St. Paul, Minn. — Minnesota students continued to score higher on the state's standardized science test this year.
The test is only in its third year, but there's already been a nearly 10 point gain in the number of kids considered proficient.
More than 178,000 Minnesota students took the test this spring. Nearly 49 percent are considered proficient in science. Three years ago, when the test debuted, just 40 percent were proficient.
Education Commissioner Alice Seagren says it's a nice increase, but it's still not a high enough percentage for a future workforce that's going to need a lot of science know-how.
This science tests stand out in two ways. First, it's administered entirely online -- there are no bubbles to fill in with a No. 2 pencil.
Second, this test doesn't count towards graduation, and school don't face sanctions for poor performance, the way they do for math and reading under the federal No Child Left Behind law. Education Commissioner Alice Seagren says that's telling.
"You see that with no punishment, we're still making nice progress. I think part of it is attitude," Seagren said. "I think our science teachers are so committed to their discipline that they feel it's really important for kids to take it seriously."
There is still a gap in how well students do by ethnicity. Nearly 60 percent of white students are proficient in science in high school, while just 19 percent of black students are proficient.
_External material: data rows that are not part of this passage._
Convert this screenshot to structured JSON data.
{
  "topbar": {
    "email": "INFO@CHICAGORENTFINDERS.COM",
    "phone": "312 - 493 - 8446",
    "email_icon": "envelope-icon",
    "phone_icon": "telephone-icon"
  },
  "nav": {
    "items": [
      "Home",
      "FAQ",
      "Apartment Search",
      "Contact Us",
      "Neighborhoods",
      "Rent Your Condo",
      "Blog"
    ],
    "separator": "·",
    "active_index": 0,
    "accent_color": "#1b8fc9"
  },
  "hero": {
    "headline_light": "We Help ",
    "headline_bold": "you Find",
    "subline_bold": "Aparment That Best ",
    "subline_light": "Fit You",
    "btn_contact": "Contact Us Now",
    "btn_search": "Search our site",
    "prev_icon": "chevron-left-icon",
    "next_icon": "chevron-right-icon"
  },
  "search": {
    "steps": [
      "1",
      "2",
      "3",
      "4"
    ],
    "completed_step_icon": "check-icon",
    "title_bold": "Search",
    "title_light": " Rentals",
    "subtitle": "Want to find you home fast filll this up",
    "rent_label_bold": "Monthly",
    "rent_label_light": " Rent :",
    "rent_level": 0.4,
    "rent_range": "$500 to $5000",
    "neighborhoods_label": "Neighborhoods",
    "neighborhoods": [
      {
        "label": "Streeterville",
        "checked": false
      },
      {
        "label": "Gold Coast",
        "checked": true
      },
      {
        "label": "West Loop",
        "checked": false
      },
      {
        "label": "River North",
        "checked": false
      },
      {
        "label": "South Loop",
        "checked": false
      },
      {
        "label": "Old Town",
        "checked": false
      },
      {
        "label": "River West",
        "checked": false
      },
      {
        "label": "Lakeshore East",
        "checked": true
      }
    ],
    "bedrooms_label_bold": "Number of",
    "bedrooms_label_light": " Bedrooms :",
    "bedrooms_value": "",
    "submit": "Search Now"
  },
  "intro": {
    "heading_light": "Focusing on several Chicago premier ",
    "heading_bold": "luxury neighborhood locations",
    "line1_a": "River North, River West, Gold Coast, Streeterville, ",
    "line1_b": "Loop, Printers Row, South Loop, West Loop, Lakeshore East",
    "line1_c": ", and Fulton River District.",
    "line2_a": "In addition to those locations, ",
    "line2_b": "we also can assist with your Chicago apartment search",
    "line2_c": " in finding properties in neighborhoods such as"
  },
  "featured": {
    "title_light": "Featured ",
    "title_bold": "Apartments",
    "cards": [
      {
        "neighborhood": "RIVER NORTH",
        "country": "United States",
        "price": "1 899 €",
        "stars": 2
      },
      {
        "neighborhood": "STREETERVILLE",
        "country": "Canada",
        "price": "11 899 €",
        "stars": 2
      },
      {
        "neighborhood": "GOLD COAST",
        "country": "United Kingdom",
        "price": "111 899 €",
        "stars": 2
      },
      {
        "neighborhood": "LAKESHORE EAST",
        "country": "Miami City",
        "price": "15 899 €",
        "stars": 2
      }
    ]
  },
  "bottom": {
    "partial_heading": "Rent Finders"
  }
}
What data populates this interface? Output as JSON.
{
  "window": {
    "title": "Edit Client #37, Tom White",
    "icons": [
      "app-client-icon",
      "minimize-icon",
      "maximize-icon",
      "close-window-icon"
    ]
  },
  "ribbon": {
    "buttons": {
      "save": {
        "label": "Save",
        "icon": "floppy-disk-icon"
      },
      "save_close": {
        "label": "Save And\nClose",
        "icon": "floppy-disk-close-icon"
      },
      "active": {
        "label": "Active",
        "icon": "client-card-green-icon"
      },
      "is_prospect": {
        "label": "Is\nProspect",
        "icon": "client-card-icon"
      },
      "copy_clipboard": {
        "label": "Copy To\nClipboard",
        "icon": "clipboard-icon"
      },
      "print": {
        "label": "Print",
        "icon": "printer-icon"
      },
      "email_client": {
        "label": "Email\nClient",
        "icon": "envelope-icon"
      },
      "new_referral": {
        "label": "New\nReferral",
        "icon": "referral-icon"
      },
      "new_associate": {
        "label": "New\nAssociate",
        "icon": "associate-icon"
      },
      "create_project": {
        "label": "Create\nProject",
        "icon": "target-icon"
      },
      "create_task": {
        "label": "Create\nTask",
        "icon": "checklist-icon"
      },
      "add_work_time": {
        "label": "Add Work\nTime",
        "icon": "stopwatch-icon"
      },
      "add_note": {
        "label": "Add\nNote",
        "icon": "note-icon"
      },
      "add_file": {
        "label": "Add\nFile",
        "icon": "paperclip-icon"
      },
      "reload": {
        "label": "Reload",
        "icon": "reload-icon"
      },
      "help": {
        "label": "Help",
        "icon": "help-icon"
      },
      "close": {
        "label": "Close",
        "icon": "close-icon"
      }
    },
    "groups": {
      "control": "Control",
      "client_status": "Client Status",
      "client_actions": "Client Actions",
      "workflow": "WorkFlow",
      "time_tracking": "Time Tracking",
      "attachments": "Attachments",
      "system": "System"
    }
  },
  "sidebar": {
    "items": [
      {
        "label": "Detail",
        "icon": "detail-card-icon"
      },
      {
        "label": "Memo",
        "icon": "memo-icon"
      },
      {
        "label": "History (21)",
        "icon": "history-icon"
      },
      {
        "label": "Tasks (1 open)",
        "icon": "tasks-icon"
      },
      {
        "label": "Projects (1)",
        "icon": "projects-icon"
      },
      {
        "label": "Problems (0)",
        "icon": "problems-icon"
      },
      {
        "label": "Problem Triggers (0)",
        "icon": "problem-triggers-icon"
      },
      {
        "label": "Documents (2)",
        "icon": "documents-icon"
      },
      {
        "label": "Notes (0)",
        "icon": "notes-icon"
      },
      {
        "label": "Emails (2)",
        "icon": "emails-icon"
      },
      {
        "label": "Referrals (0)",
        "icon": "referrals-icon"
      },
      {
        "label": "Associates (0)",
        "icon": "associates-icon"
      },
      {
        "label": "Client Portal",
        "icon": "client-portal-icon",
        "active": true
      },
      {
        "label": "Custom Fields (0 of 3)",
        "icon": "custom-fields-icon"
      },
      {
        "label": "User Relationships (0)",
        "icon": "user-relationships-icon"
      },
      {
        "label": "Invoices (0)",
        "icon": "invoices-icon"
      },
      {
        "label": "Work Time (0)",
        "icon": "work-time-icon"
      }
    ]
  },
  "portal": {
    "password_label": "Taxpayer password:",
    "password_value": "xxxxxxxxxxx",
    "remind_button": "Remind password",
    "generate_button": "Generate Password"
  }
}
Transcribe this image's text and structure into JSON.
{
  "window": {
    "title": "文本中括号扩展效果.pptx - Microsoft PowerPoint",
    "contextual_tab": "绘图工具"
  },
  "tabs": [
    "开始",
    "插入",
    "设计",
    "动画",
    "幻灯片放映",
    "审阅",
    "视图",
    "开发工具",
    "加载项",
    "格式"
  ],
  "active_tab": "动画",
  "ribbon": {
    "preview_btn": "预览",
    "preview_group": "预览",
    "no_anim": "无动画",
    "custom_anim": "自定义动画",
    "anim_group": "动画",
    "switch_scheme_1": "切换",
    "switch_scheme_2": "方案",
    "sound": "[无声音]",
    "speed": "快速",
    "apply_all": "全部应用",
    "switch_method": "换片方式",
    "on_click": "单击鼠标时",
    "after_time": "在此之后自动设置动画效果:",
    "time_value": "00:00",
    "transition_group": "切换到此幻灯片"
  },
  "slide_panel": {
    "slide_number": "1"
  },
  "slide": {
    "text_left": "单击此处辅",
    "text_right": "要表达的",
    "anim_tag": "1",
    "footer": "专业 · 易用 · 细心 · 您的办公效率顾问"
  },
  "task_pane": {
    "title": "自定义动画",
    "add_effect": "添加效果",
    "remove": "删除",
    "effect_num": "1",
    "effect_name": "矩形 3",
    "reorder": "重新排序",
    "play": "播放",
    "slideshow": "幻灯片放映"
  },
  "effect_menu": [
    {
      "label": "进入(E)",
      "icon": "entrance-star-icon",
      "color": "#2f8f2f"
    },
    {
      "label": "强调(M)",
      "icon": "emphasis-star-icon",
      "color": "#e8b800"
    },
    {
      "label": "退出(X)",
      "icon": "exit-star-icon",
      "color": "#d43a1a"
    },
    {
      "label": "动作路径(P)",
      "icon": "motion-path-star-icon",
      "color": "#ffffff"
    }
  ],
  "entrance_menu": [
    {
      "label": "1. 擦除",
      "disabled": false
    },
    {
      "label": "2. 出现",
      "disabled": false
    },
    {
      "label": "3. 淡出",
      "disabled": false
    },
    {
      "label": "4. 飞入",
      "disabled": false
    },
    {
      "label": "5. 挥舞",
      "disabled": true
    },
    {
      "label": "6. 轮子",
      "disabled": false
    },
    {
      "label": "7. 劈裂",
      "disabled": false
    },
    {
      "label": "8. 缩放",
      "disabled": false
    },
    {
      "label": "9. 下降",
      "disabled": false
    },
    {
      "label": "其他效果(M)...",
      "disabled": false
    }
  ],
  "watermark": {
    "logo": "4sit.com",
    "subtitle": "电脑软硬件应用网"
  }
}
Schools have made some progress. Among eighth graders, black students scored 5 percentage points higher than last year, and Hispanic students were up 4 percentage points.
Suburban school districts -- including Mahtomedi, Minnetonka, Wayzata and Orono -- continued to have some of the state's best scores.
Fewer than 30 percent of students were proficient in the St. Paul and Minneapolis districts. Some individual schools in those cities had gains, but officials say federal requirements have kept more focus on math and reading.
"Sometimes students are only getting science instruction for 50 minutes, once every three to four days -- at fifth grade, for instance," said Suzanne Kelly, chief of staff for the St. Paul district. And so I think that has the most to do with it -- the time we're able to devote."
Kelly says there's a push in St. Paul to incorporate more science and other subjects into reading and math. A pilot program debuting this fall will put kids in school on Saturday, another potential spot for more science.
There is one last purpose the science test serves, even though it doesn't count for anything. Because it's administered online, the test has been seen as a great practice for administering more tests with computers. That will happen next spring for the state's math tests. The stakes are much higher there: the math test counts towards graduation.
Minnesota's testing director, Dirk Mattson, said the science tests these past three years have shown the students are ready.
"The kids typically are the ones that are very easy to transform in this. It's getting the systems to move and making sure the [computer] labs have the right structure and scheduling," he said. "I think the kids are going to do just fine, we've got to make sure we provide the right supports to the people helping those students."
Mattson said moving tests to computers will also eventually help address what has been a large criticism of Minnesota's current system of testing.
Right now, students take the tests in the spring and have long left that grade by the time the results are released in the summer.
With more online testing, Mattson says teachers and other school leaders will get results quicker and still have time in the same year to work on improvements.